Give back every record exactly as it reads.

Supplied entries
--------------------
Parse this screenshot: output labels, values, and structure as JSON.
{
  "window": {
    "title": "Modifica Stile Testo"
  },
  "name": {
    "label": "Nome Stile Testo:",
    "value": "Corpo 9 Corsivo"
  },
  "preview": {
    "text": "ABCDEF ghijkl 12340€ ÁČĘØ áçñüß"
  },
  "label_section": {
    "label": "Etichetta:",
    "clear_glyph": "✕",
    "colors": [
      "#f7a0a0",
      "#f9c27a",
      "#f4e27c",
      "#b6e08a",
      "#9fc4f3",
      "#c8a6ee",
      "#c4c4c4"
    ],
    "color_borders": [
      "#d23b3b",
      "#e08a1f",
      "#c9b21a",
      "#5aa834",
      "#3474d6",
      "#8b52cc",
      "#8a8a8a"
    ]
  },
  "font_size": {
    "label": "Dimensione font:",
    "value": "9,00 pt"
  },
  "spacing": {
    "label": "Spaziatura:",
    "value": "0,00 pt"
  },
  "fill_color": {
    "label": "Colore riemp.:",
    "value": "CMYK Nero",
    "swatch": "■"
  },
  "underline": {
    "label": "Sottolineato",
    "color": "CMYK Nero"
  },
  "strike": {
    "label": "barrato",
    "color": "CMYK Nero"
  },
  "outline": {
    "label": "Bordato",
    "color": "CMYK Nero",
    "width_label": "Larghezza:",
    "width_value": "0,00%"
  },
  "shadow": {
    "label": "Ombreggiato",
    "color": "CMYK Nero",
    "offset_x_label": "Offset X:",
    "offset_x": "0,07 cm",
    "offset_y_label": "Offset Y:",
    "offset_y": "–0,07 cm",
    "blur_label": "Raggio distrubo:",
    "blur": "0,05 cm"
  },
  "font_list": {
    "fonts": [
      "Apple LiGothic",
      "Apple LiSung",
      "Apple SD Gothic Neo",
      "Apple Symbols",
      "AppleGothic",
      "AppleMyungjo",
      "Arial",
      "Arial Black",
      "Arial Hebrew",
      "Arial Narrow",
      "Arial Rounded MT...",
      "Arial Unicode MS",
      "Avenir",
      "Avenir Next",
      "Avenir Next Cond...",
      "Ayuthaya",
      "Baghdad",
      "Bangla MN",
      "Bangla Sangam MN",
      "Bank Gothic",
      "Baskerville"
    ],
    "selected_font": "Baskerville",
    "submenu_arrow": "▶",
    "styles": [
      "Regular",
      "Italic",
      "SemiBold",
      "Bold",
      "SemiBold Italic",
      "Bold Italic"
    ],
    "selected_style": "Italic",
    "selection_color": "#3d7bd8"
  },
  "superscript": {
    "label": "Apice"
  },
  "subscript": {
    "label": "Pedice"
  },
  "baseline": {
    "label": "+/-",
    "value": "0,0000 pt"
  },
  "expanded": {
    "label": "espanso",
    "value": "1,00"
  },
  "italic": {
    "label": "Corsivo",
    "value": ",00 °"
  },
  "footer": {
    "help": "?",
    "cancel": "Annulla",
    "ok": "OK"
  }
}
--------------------
Response to the exercise
Parse this screenshot: output labels, values, and structure as JSON.
{
  "window": {
    "title": "Modifica Stile Testo"
  },
  "name": {
    "label": "Nome Stile Testo:",
    "value": "Corpo 9 Corsivo"
  },
  "preview": {
    "text": "ABCDEF ghijkl 12340€ ÁČĘØ áçñüß"
  },
  "label_section": {
    "label": "Etichetta:",
    "clear_glyph": "✕",
    "colors": [
      "#f7a0a0",
      "#f9c27a",
      "#f4e27c",
      "#b6e08a",
      "#9fc4f3",
      "#c8a6ee",
      "#c4c4c4"
    ],
    "color_borders": [
      "#d23b3b",
      "#e08a1f",
      "#c9b21a",
      "#5aa834",
      "#3474d6",
      "#8b52cc",
      "#8a8a8a"
    ]
  },
  "font_size": {
    "label": "Dimensione font:",
    "value": "9,00 pt"
  },
  "spacing": {
    "label": "Spaziatura:",
    "value": "0,00 pt"
  },
  "fill_color": {
    "label": "Colore riemp.:",
    "value": "CMYK Nero",
    "swatch": "■"
  },
  "underline": {
    "label": "Sottolineato",
    "color": "CMYK Nero"
  },
  "strike": {
    "label": "barrato",
    "color": "CMYK Nero"
  },
  "outline": {
    "label": "Bordato",
    "color": "CMYK Nero",
    "width_label": "Larghezza:",
    "width_value": "0,00%"
  },
  "shadow": {
    "label": "Ombreggiato",
    "color": "CMYK Nero",
    "offset_x_label": "Offset X:",
    "offset_x": "0,07 cm",
    "offset_y_label": "Offset Y:",
    "offset_y": "–0,07 cm",
    "blur_label": "Raggio distrubo:",
    "blur": "0,05 cm"
  },
  "font_list": {
    "fonts": [
      "Apple LiGothic",
      "Apple LiSung",
      "Apple SD Gothic Neo",
      "Apple Symbols",
      "AppleGothic",
      "AppleMyungjo",
      "Arial",
      "Arial Black",
      "Arial Hebrew",
      "Arial Narrow",
      "Arial Rounded MT...",
      "Arial Unicode MS",
      "Avenir",
      "Avenir Next",
      "Avenir Next Cond...",
      "Ayuthaya",
      "Baghdad",
      "Bangla MN",
      "Bangla Sangam MN",
      "Bank Gothic",
      "Baskerville"
    ],
    "selected_font": "Baskerville",
    "submenu_arrow": "▶",
    "styles": [
      "Regular",
      "Italic",
      "SemiBold",
      "Bold",
      "SemiBold Italic",
      "Bold Italic"
    ],
    "selected_style": "Italic",
    "selection_color": "#3d7bd8"
  },
  "superscript": {
    "label": "Apice"
  },
  "subscript": {
    "label": "Pedice"
  },
  "baseline": {
    "label": "+/-",
    "value": "0,0000 pt"
  },
  "expanded": {
    "label": "espanso",
    "value": "1,00"
  },
  "italic": {
    "label": "Corsivo",
    "value": ",00 °"
  },
  "footer": {
    "help": "?",
    "cancel": "Annulla",
    "ok": "OK"
  }
}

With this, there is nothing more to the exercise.